### PROBLEM DETAILS
Set down each of the records below exactly as it reads. No pictures go into the copy.

##### RECORDS FOR THE EXERCISE #####

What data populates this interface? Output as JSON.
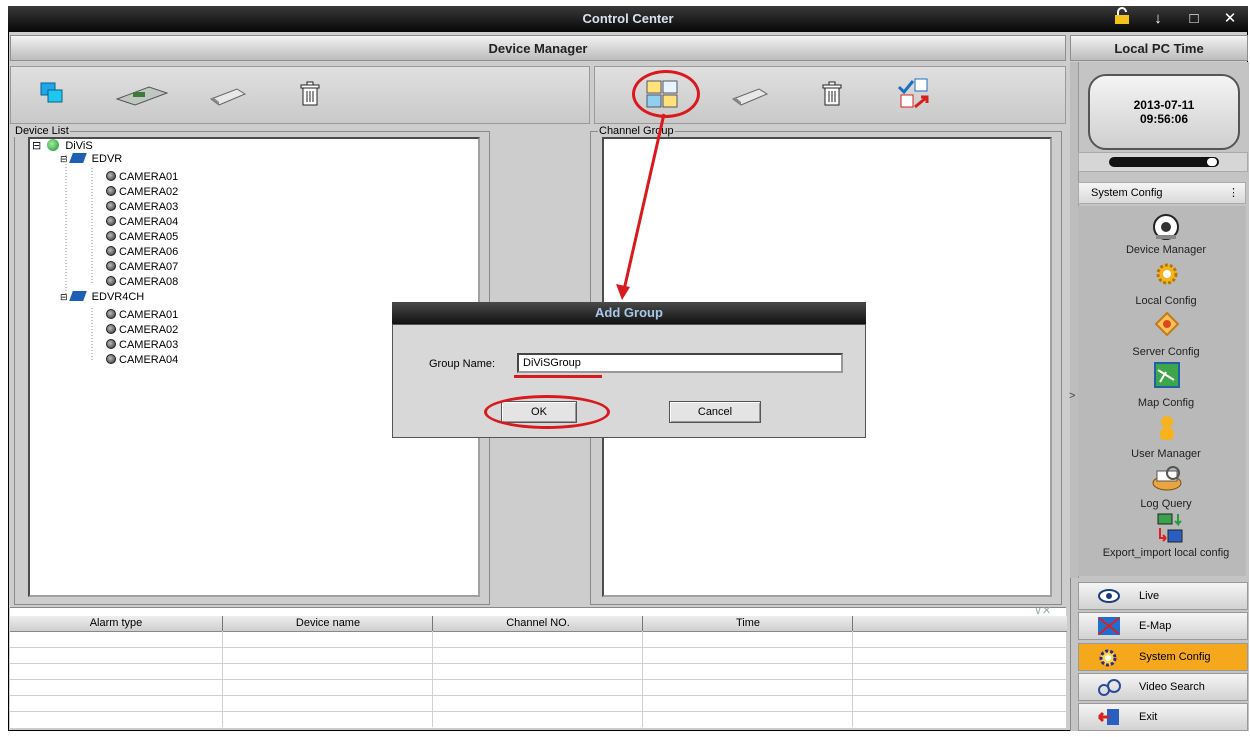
{
  "window": {
    "title": "Control Center",
    "controls": [
      "↓",
      "□",
      "✕"
    ]
  },
  "header": {
    "device_manager": "Device Manager",
    "local_time_title": "Local PC Time"
  },
  "clock": {
    "date": "2013-07-11",
    "time": "09:56:06"
  },
  "device_list": {
    "label": "Device List",
    "root": "DiViS",
    "devices": [
      {
        "name": "EDVR",
        "cameras": [
          "CAMERA01",
          "CAMERA02",
          "CAMERA03",
          "CAMERA04",
          "CAMERA05",
          "CAMERA06",
          "CAMERA07",
          "CAMERA08"
        ]
      },
      {
        "name": "EDVR4CH",
        "cameras": [
          "CAMERA01",
          "CAMERA02",
          "CAMERA03",
          "CAMERA04"
        ]
      }
    ]
  },
  "channel_group": {
    "label": "Channel Group"
  },
  "dialog": {
    "title": "Add Group",
    "field_label": "Group Name:",
    "field_value": "DiViSGroup",
    "ok": "OK",
    "cancel": "Cancel"
  },
  "alarm_table": {
    "columns": [
      "Alarm type",
      "Device name",
      "Channel NO.",
      "Time",
      ""
    ],
    "close_glyphs": "∨✕"
  },
  "sidebar": {
    "section": "System Config",
    "items": [
      {
        "label": "Device Manager",
        "icon": "webcam-icon"
      },
      {
        "label": "Local Config",
        "icon": "gear-icon"
      },
      {
        "label": "Server Config",
        "icon": "server-icon"
      },
      {
        "label": "Map Config",
        "icon": "map-icon"
      },
      {
        "label": "User Manager",
        "icon": "user-icon"
      },
      {
        "label": "Log Query",
        "icon": "log-icon"
      },
      {
        "label": "Export_import local config",
        "icon": "export-import-icon"
      }
    ],
    "nav": [
      {
        "label": "Live",
        "icon": "eye-icon"
      },
      {
        "label": "E-Map",
        "icon": "emap-icon"
      },
      {
        "label": "System Config",
        "icon": "gear-icon"
      },
      {
        "label": "Video Search",
        "icon": "video-search-icon"
      },
      {
        "label": "Exit",
        "icon": "exit-icon"
      }
    ],
    "expand_glyph": ">",
    "section_glyph": "⋮"
  },
  "colors": {
    "annotation_red": "#d8191d",
    "selected_nav": "#f6a81c",
    "titlebar": "#111111"
  }
}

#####

### EXERCISE SOLUTION
What data populates this interface? Output as JSON.
{
  "window": {
    "title": "Control Center",
    "controls": [
      "↓",
      "□",
      "✕"
    ]
  },
  "header": {
    "device_manager": "Device Manager",
    "local_time_title": "Local PC Time"
  },
  "clock": {
    "date": "2013-07-11",
    "time": "09:56:06"
  },
  "device_list": {
    "label": "Device List",
    "root": "DiViS",
    "devices": [
      {
        "name": "EDVR",
        "cameras": [
          "CAMERA01",
          "CAMERA02",
          "CAMERA03",
          "CAMERA04",
          "CAMERA05",
          "CAMERA06",
          "CAMERA07",
          "CAMERA08"
        ]
      },
      {
        "name": "EDVR4CH",
        "cameras": [
          "CAMERA01",
          "CAMERA02",
          "CAMERA03",
          "CAMERA04"
        ]
      }
    ]
  },
  "channel_group": {
    "label": "Channel Group"
  },
  "dialog": {
    "title": "Add Group",
    "field_label": "Group Name:",
    "field_value": "DiViSGroup",
    "ok": "OK",
    "cancel": "Cancel"
  },
  "alarm_table": {
    "columns": [
      "Alarm type",
      "Device name",
      "Channel NO.",
      "Time",
      ""
    ],
    "close_glyphs": "∨✕"
  },
  "sidebar": {
    "section": "System Config",
    "items": [
      {
        "label": "Device Manager",
        "icon": "webcam-icon"
      },
      {
        "label": "Local Config",
        "icon": "gear-icon"
      },
      {
        "label": "Server Config",
        "icon": "server-icon"
      },
      {
        "label": "Map Config",
        "icon": "map-icon"
      },
      {
        "label": "User Manager",
        "icon": "user-icon"
      },
      {
        "label": "Log Query",
        "icon": "log-icon"
      },
      {
        "label": "Export_import local config",
        "icon": "export-import-icon"
      }
    ],
    "nav": [
      {
        "label": "Live",
        "icon": "eye-icon"
      },
      {
        "label": "E-Map",
        "icon": "emap-icon"
      },
      {
        "label": "System Config",
        "icon": "gear-icon"
      },
      {
        "label": "Video Search",
        "icon": "video-search-icon"
      },
      {
        "label": "Exit",
        "icon": "exit-icon"
      }
    ],
    "expand_glyph": ">",
    "section_glyph": "⋮"
  },
  "colors": {
    "annotation_red": "#d8191d",
    "selected_nav": "#f6a81c",
    "titlebar": "#111111"
  }
}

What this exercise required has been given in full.